Marker In The Woods: Using Discernment As A Tool To Better Understand Life.
In the thickets of this experience here on earth, it can sometimes feel like we are lost in a forest, leaving breadcrumbs for ourselves down different trails as markers to map out our understandings.
We don’t always see everything laid out neatly, and it takes us a few lessons with laps around the same part of the woods until we can feel that we have developed the necessary insight and clarity to enter a new chapter.
There is a core marker I use as a compass to help me gauge the internal and external reality by recognizing the duality embedded within nature.
If we can observe an instinct, emotion or quality through the lens of having both a positive and negative expression, we can build our discernment in any given circumstance to aid in reclaiming our sovereignty through trusting our inner sight.
Here are a few examples of how we can use this tool to better understand life:
Desire has a mixed reception for many walking a spiritual path. That’s because so many volatile things have been said about desire. But if we were to take up an unbiased examination of what role desire plays in our life, we would resolve that desire is the spirit’s wish to experience something.
In an unadulterated way, desire is the fuel of existence. A yearning to be.
The negative expression of desire takes a turn down the wrong highway and blinds us as unruly cravings that have no end. The ability to be present with ourselves or satiated in this form of desire is a losing battle.
Also keep in mind the opposite effect, where we have renounced desire altogether and have a repulsion to the idea of us having desire because we have picked up some spiritual or religious teaching along the way that held desire in a negative light.
To attain a desire-free state seems to be a desired goal for some.
Ambition runs along the same lines as desire where we hold either positive or negative associations of what being ambitious means.
There is healthy ambition which is self-loving because we are pursuing an aim we wish to achieve.
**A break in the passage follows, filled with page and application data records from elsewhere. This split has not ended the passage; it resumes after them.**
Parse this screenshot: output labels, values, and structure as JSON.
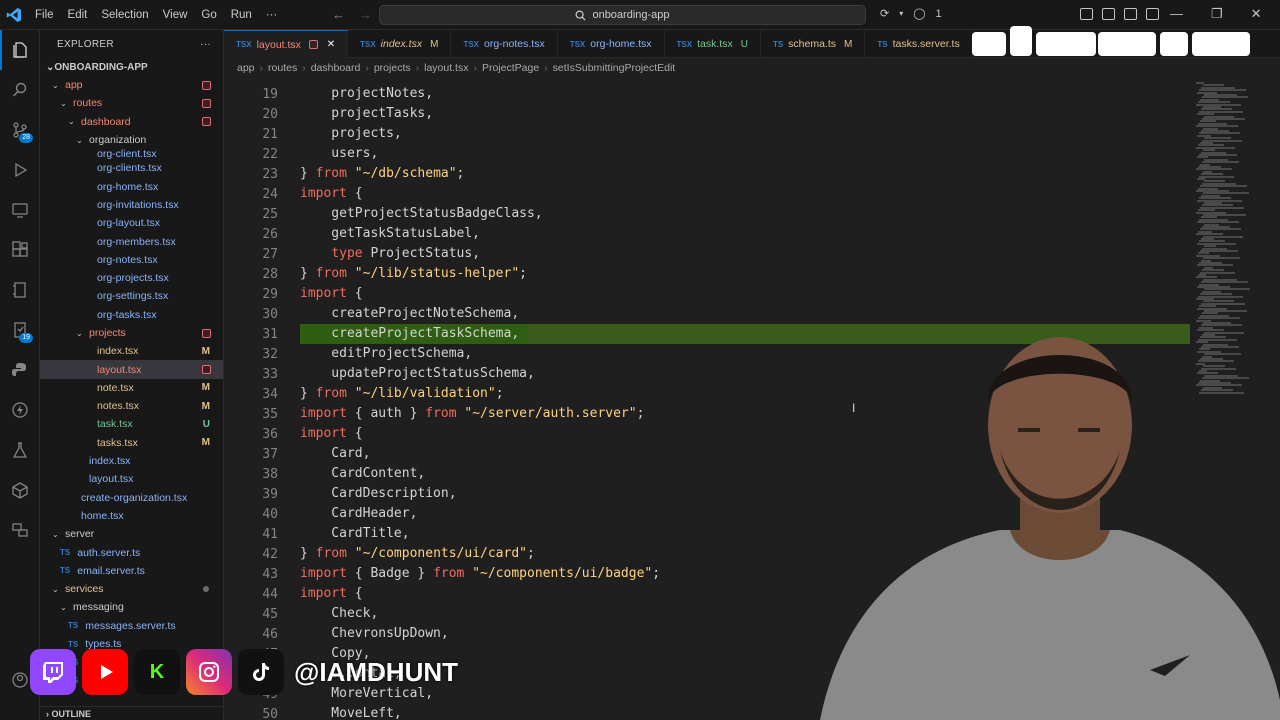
{
  "window": {
    "menu": [
      "File",
      "Edit",
      "Selection",
      "View",
      "Go",
      "Run",
      "···"
    ],
    "search_text": "onboarding-app",
    "title_right_count": "1"
  },
  "activity_bar": {
    "source_control_badge": "28",
    "extensions_badge": "19"
  },
  "explorer": {
    "header": "EXPLORER",
    "more": "···",
    "project": "ONBOARDING-APP",
    "outline": "OUTLINE",
    "tree": [
      {
        "label": "app",
        "indent": 1,
        "type": "folder",
        "color": "red",
        "dot": true
      },
      {
        "label": "routes",
        "indent": 2,
        "type": "folder",
        "color": "red",
        "dot": true
      },
      {
        "label": "dashboard",
        "indent": 3,
        "type": "folder",
        "color": "red",
        "dot": true
      },
      {
        "label": "organization",
        "indent": 4,
        "type": "folder",
        "color": "dim"
      },
      {
        "label": "org-client.tsx",
        "indent": 5,
        "type": "file",
        "color": "file"
      },
      {
        "label": "org-clients.tsx",
        "indent": 5,
        "type": "file",
        "color": "file"
      },
      {
        "label": "org-home.tsx",
        "indent": 5,
        "type": "file",
        "color": "file"
      },
      {
        "label": "org-invitations.tsx",
        "indent": 5,
        "type": "file",
        "color": "file"
      },
      {
        "label": "org-layout.tsx",
        "indent": 5,
        "type": "file",
        "color": "file"
      },
      {
        "label": "org-members.tsx",
        "indent": 5,
        "type": "file",
        "color": "file"
      },
      {
        "label": "org-notes.tsx",
        "indent": 5,
        "type": "file",
        "color": "file"
      },
      {
        "label": "org-projects.tsx",
        "indent": 5,
        "type": "file",
        "color": "file"
      },
      {
        "label": "org-settings.tsx",
        "indent": 5,
        "type": "file",
        "color": "file"
      },
      {
        "label": "org-tasks.tsx",
        "indent": 5,
        "type": "file",
        "color": "file"
      },
      {
        "label": "projects",
        "indent": 4,
        "type": "folder",
        "color": "red",
        "dot": true
      },
      {
        "label": "index.tsx",
        "indent": 5,
        "type": "file",
        "color": "mod",
        "dec": "M"
      },
      {
        "label": "layout.tsx",
        "indent": 5,
        "type": "file",
        "color": "red",
        "dot": true,
        "selected": true
      },
      {
        "label": "note.tsx",
        "indent": 5,
        "type": "file",
        "color": "mod",
        "dec": "M"
      },
      {
        "label": "notes.tsx",
        "indent": 5,
        "type": "file",
        "color": "mod",
        "dec": "M"
      },
      {
        "label": "task.tsx",
        "indent": 5,
        "type": "file",
        "color": "new",
        "dec": "U"
      },
      {
        "label": "tasks.tsx",
        "indent": 5,
        "type": "file",
        "color": "mod",
        "dec": "M"
      },
      {
        "label": "index.tsx",
        "indent": 4,
        "type": "file",
        "color": "file"
      },
      {
        "label": "layout.tsx",
        "indent": 4,
        "type": "file",
        "color": "file"
      },
      {
        "label": "create-organization.tsx",
        "indent": 3,
        "type": "file",
        "color": "file"
      },
      {
        "label": "home.tsx",
        "indent": 3,
        "type": "file",
        "color": "file"
      },
      {
        "label": "server",
        "indent": 1,
        "type": "folder",
        "color": "dim"
      },
      {
        "label": "auth.server.ts",
        "indent": 2,
        "type": "ts",
        "color": "file"
      },
      {
        "label": "email.server.ts",
        "indent": 2,
        "type": "ts",
        "color": "file"
      },
      {
        "label": "services",
        "indent": 1,
        "type": "folder",
        "color": "mod",
        "dotgray": true
      },
      {
        "label": "messaging",
        "indent": 2,
        "type": "folder",
        "color": "dim"
      },
      {
        "label": "messages.server.ts",
        "indent": 3,
        "type": "ts",
        "color": "file"
      },
      {
        "label": "types.ts",
        "indent": 3,
        "type": "ts",
        "color": "file"
      },
      {
        "label": "types.ts",
        "indent": 3,
        "type": "ts",
        "color": "file"
      },
      {
        "label": "types.ts",
        "indent": 3,
        "type": "ts",
        "color": "file"
      }
    ]
  },
  "tabs": [
    {
      "label": "layout.tsx",
      "icon": "TSX",
      "color": "red",
      "active": true,
      "dec": "close"
    },
    {
      "label": "index.tsx",
      "icon": "TSX",
      "color": "mod",
      "dec": "M",
      "italic": true
    },
    {
      "label": "org-notes.tsx",
      "icon": "TSX",
      "color": "file"
    },
    {
      "label": "org-home.tsx",
      "icon": "TSX",
      "color": "file"
    },
    {
      "label": "task.tsx",
      "icon": "TSX",
      "color": "new",
      "dec": "U"
    },
    {
      "label": "schema.ts",
      "icon": "TS",
      "color": "mod",
      "dec": "M"
    },
    {
      "label": "tasks.server.ts",
      "icon": "TS",
      "color": "mod"
    }
  ],
  "breadcrumbs": [
    "app",
    "routes",
    "dashboard",
    "projects",
    "layout.tsx",
    "ProjectPage",
    "setIsSubmittingProjectEdit"
  ],
  "code": [
    {
      "n": 19,
      "t": "    projectNotes,"
    },
    {
      "n": 20,
      "t": "    projectTasks,"
    },
    {
      "n": 21,
      "t": "    projects,"
    },
    {
      "n": 22,
      "t": "    users,"
    },
    {
      "n": 23,
      "t": "} from \"~/db/schema\";"
    },
    {
      "n": 24,
      "t": "import {"
    },
    {
      "n": 25,
      "t": "    getProjectStatusBadgeClass,"
    },
    {
      "n": 26,
      "t": "    getTaskStatusLabel,"
    },
    {
      "n": 27,
      "t": "    type ProjectStatus,"
    },
    {
      "n": 28,
      "t": "} from \"~/lib/status-helper\";"
    },
    {
      "n": 29,
      "t": "import {"
    },
    {
      "n": 30,
      "t": "    createProjectNoteSchema,"
    },
    {
      "n": 31,
      "t": "    createProjectTaskSchema,",
      "hl": true
    },
    {
      "n": 32,
      "t": "    editProjectSchema,"
    },
    {
      "n": 33,
      "t": "    updateProjectStatusSchema,"
    },
    {
      "n": 34,
      "t": "} from \"~/lib/validation\";"
    },
    {
      "n": 35,
      "t": "import { auth } from \"~/server/auth.server\";"
    },
    {
      "n": 36,
      "t": "import {"
    },
    {
      "n": 37,
      "t": "    Card,"
    },
    {
      "n": 38,
      "t": "    CardContent,"
    },
    {
      "n": 39,
      "t": "    CardDescription,"
    },
    {
      "n": 40,
      "t": "    CardHeader,"
    },
    {
      "n": 41,
      "t": "    CardTitle,"
    },
    {
      "n": 42,
      "t": "} from \"~/components/ui/card\";"
    },
    {
      "n": 43,
      "t": "import { Badge } from \"~/components/ui/badge\";"
    },
    {
      "n": 44,
      "t": "import {"
    },
    {
      "n": 45,
      "t": "    Check,"
    },
    {
      "n": 46,
      "t": "    ChevronsUpDown,"
    },
    {
      "n": 47,
      "t": "    Copy,"
    },
    {
      "n": 48,
      "t": "    ...ontal,"
    },
    {
      "n": 49,
      "t": "    MoreVertical,"
    },
    {
      "n": 50,
      "t": "    MoveLeft,"
    }
  ],
  "overlay": {
    "handle": "@IAMDHUNT"
  },
  "colors": {
    "accent": "#0078d4",
    "highlight": "#3a5c1a",
    "keyword": "#f16b5f",
    "string": "#ffd27a"
  }
}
Thwn there is the Lady Macbeth flavor of ambition, where we are power-driven to any lengths or means necessary to possess that which we shamelessly covet.
Even paradox, the alchemical philosopher, has a fractured twin by the name dissonance. It is one thing to observe the paradoxical laws of the universe, and an entirely other thing to have cognitive dissonance.
Another example is judgment and its exalted counterpart, discernment, which are both constantly being confused with each other. The struggle has never been more real as when telling judgment from discernment.
Discernment is the intuition of the brain. It is the hard-won clarity from learning a life lesson and the transmutation that occurs once the fruit of knowledge has been consumed and fully digested into wisdom. Judgment, on the other hand, is the ego’s way of protecting its own superiority or lack of information.
Even when it comes to the ego, we see the positive and negative attributes inherent. The ego is the equipment that allows us to experience ourselves as a focal point of creation. It is our identity, and contrary to many spiritual teachings, it is the vehicle we came here to learn to love ourselves through.
However, when the ego is inflamed, it blocks us from seeing the unity we share with all of creation by over-identifying with its experience of separateness. If the ego goes unchecked, we can become a slave to indulging its limited perspective and molding a tyrannical psyche that perceives any self-correction as a threat to its kingdom.
This is like a pixel on steroids.
You can shock someone out of trauma, and you can shock someone into trauma. Both ways break the self apart in order to reconfigure the physiology.
Humbleness is the surrender to the mystery. It is a state of reverence and awe, even if we don’t always get to that state the way we would like, and have to be humbled into humbleness. If humbleness is a companion on your journey, you are in wise company.
Yet, to chronically see ourselves as insignificant and carry humbleness as a cross on our back is a constant burden to remind us how futile our attempts are. There is nothing enlightening about that. That’s spiritual abuse.
Pride is a beautiful emotion to allow ourselves to feel, unless it is the kind of pride that builds walls around ourselves to avoid intimacy or feelings of inferiority.
There is a healthy form of fear that protects us by alerting ourselves to immediate danger, and then there is the inability to turn off our fear body’s response trigger so that we are chronically shut down in fear on a physiological level. Dancing is one of many medicines we can use to help treat this issue of the hyperactive fear body.
Darkness is usually equated with bad and evil, while light is known as consciousness and good. Yet, darkness is also the void. It is the blank canvas from which creation is brought forth, and light can be over-favored to the point where our relationship to the light accidentally forges an aversion to darkness: the very thing in need of light.
This can make our love for the light more theoretical than actual.
I hope I’ve shed some light on the various ways our understandings can get us lost and found, but mine is a consciously optimistic kind of hope. Not the kind of hope where one is recklessly throwing darts at the board in order to avoid facing their inner doubts.
Apply when necessary.
Sarah Elkhaldy is the author of How to Set Yourself on Fire, her debut poetry book that acts as a hand-guide to the oldest pastime known to our kind: existing. In addition to her poetry, Sarah is a spoken word performing artist and a Certified Quantum Sphere healer. She likes to refer to herself simply as an existential detective.